Your goal: Scan the entries for the word "than". Every line that has it should be copied.

[Items from a dataset]
_____

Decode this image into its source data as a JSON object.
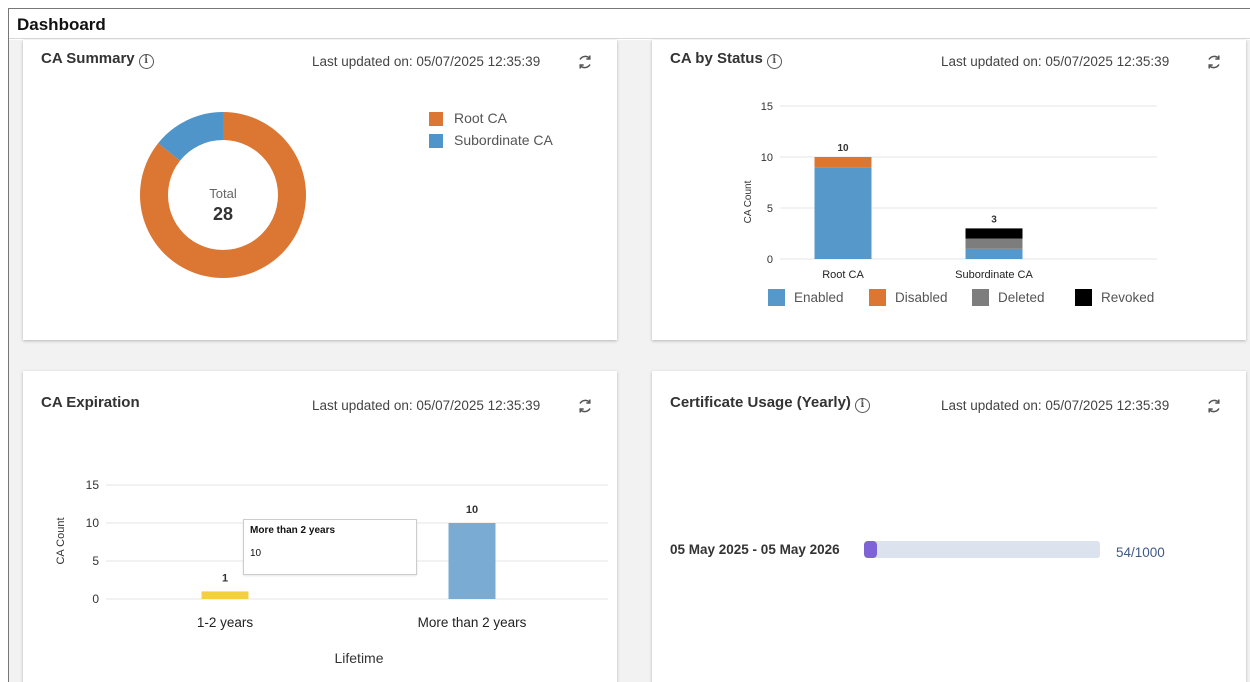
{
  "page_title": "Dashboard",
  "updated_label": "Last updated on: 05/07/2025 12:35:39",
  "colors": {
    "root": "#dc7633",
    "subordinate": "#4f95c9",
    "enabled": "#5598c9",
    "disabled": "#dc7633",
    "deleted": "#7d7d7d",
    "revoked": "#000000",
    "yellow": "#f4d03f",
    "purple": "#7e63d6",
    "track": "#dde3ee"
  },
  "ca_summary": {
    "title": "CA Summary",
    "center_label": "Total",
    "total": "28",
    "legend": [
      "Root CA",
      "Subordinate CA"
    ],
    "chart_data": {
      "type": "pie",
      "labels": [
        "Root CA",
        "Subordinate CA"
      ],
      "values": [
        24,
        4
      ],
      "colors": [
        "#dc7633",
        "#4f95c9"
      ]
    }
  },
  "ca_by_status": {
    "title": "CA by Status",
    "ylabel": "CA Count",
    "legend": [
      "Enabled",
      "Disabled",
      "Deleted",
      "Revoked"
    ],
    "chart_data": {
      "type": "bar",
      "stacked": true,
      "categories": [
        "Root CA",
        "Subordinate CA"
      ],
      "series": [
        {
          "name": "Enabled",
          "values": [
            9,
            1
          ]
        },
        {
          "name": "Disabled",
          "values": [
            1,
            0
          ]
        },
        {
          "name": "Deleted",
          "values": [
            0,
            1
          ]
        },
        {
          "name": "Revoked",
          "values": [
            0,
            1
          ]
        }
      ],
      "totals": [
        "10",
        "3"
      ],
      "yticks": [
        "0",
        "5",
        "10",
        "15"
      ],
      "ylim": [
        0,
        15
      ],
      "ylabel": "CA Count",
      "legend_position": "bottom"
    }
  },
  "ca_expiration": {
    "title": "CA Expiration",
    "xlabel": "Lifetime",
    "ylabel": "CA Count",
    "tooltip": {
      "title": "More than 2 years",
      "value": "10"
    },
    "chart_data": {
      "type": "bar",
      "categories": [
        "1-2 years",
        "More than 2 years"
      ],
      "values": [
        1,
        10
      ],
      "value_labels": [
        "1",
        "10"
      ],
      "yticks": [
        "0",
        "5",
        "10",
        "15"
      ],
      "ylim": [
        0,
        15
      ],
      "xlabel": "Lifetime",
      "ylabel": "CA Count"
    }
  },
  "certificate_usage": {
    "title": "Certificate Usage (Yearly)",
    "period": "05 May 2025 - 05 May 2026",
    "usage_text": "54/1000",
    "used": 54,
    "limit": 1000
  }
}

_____

Exercise output:
      "title": "More than 2 years",
        "More than 2 years"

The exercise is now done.